*** THE INPUT Section Begins ***
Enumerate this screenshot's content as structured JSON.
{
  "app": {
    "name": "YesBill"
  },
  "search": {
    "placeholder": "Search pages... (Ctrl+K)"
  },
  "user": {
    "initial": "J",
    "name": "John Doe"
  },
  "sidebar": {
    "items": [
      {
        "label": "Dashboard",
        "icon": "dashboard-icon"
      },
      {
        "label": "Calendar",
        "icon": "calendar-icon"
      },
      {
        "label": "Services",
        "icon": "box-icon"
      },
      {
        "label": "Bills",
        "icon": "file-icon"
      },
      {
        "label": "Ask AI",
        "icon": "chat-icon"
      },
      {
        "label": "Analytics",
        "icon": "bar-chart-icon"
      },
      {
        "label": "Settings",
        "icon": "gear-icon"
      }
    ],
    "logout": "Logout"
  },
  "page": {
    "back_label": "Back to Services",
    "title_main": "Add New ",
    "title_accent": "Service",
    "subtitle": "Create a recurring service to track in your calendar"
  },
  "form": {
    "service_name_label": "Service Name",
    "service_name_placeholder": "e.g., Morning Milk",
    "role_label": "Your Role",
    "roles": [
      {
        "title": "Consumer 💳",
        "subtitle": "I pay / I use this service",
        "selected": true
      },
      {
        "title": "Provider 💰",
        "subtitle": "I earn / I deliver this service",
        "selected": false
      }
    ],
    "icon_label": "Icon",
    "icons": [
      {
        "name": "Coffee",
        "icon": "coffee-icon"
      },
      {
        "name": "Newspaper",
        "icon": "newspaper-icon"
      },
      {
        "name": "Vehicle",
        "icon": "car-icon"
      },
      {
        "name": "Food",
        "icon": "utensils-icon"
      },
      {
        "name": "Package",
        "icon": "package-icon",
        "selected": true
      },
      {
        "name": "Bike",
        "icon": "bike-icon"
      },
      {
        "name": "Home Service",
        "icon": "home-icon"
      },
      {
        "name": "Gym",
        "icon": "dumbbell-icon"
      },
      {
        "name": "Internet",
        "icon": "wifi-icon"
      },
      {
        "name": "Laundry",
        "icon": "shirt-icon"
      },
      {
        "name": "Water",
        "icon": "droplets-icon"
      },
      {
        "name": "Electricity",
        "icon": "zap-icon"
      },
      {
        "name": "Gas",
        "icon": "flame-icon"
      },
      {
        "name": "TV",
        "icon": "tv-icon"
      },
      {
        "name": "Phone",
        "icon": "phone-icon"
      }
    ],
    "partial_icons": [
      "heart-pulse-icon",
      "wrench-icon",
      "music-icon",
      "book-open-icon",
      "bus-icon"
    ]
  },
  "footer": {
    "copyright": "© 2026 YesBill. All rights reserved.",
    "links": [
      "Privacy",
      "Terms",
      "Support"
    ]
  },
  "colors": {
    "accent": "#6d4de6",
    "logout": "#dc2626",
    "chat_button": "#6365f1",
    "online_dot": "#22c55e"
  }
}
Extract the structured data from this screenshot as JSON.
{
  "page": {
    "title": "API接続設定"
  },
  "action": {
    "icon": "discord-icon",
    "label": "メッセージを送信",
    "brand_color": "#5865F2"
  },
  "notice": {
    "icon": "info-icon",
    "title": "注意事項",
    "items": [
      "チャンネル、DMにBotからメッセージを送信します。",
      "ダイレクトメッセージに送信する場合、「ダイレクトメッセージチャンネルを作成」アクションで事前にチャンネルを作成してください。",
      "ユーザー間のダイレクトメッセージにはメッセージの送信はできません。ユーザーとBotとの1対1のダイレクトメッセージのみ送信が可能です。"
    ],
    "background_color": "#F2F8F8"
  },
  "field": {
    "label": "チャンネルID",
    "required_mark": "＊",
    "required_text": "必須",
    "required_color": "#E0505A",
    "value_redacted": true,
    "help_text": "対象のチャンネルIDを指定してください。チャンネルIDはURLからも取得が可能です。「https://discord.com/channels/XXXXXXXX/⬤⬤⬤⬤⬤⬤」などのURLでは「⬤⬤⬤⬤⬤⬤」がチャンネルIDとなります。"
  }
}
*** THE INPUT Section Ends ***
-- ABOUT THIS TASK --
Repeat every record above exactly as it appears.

-- ANSWER SPACE --
Enumerate this screenshot's content as structured JSON.
{
  "app": {
    "name": "YesBill"
  },
  "search": {
    "placeholder": "Search pages... (Ctrl+K)"
  },
  "user": {
    "initial": "J",
    "name": "John Doe"
  },
  "sidebar": {
    "items": [
      {
        "label": "Dashboard",
        "icon": "dashboard-icon"
      },
      {
        "label": "Calendar",
        "icon": "calendar-icon"
      },
      {
        "label": "Services",
        "icon": "box-icon"
      },
      {
        "label": "Bills",
        "icon": "file-icon"
      },
      {
        "label": "Ask AI",
        "icon": "chat-icon"
      },
      {
        "label": "Analytics",
        "icon": "bar-chart-icon"
      },
      {
        "label": "Settings",
        "icon": "gear-icon"
      }
    ],
    "logout": "Logout"
  },
  "page": {
    "back_label": "Back to Services",
    "title_main": "Add New ",
    "title_accent": "Service",
    "subtitle": "Create a recurring service to track in your calendar"
  },
  "form": {
    "service_name_label": "Service Name",
    "service_name_placeholder": "e.g., Morning Milk",
    "role_label": "Your Role",
    "roles": [
      {
        "title": "Consumer 💳",
        "subtitle": "I pay / I use this service",
        "selected": true
      },
      {
        "title": "Provider 💰",
        "subtitle": "I earn / I deliver this service",
        "selected": false
      }
    ],
    "icon_label": "Icon",
    "icons": [
      {
        "name": "Coffee",
        "icon": "coffee-icon"
      },
      {
        "name": "Newspaper",
        "icon": "newspaper-icon"
      },
      {
        "name": "Vehicle",
        "icon": "car-icon"
      },
      {
        "name": "Food",
        "icon": "utensils-icon"
      },
      {
        "name": "Package",
        "icon": "package-icon",
        "selected": true
      },
      {
        "name": "Bike",
        "icon": "bike-icon"
      },
      {
        "name": "Home Service",
        "icon": "home-icon"
      },
      {
        "name": "Gym",
        "icon": "dumbbell-icon"
      },
      {
        "name": "Internet",
        "icon": "wifi-icon"
      },
      {
        "name": "Laundry",
        "icon": "shirt-icon"
      },
      {
        "name": "Water",
        "icon": "droplets-icon"
      },
      {
        "name": "Electricity",
        "icon": "zap-icon"
      },
      {
        "name": "Gas",
        "icon": "flame-icon"
      },
      {
        "name": "TV",
        "icon": "tv-icon"
      },
      {
        "name": "Phone",
        "icon": "phone-icon"
      }
    ],
    "partial_icons": [
      "heart-pulse-icon",
      "wrench-icon",
      "music-icon",
      "book-open-icon",
      "bus-icon"
    ]
  },
  "footer": {
    "copyright": "© 2026 YesBill. All rights reserved.",
    "links": [
      "Privacy",
      "Terms",
      "Support"
    ]
  },
  "colors": {
    "accent": "#6d4de6",
    "logout": "#dc2626",
    "chat_button": "#6365f1",
    "online_dot": "#22c55e"
  }
}
Extract the structured data from this screenshot as JSON.
{
  "page": {
    "title": "API接続設定"
  },
  "action": {
    "icon": "discord-icon",
    "label": "メッセージを送信",
    "brand_color": "#5865F2"
  },
  "notice": {
    "icon": "info-icon",
    "title": "注意事項",
    "items": [
      "チャンネル、DMにBotからメッセージを送信します。",
      "ダイレクトメッセージに送信する場合、「ダイレクトメッセージチャンネルを作成」アクションで事前にチャンネルを作成してください。",
      "ユーザー間のダイレクトメッセージにはメッセージの送信はできません。ユーザーとBotとの1対1のダイレクトメッセージのみ送信が可能です。"
    ],
    "background_color": "#F2F8F8"
  },
  "field": {
    "label": "チャンネルID",
    "required_mark": "＊",
    "required_text": "必須",
    "required_color": "#E0505A",
    "value_redacted": true,
    "help_text": "対象のチャンネルIDを指定してください。チャンネルIDはURLからも取得が可能です。「https://discord.com/channels/XXXXXXXX/⬤⬤⬤⬤⬤⬤」などのURLでは「⬤⬤⬤⬤⬤⬤」がチャンネルIDとなります。"
  }
}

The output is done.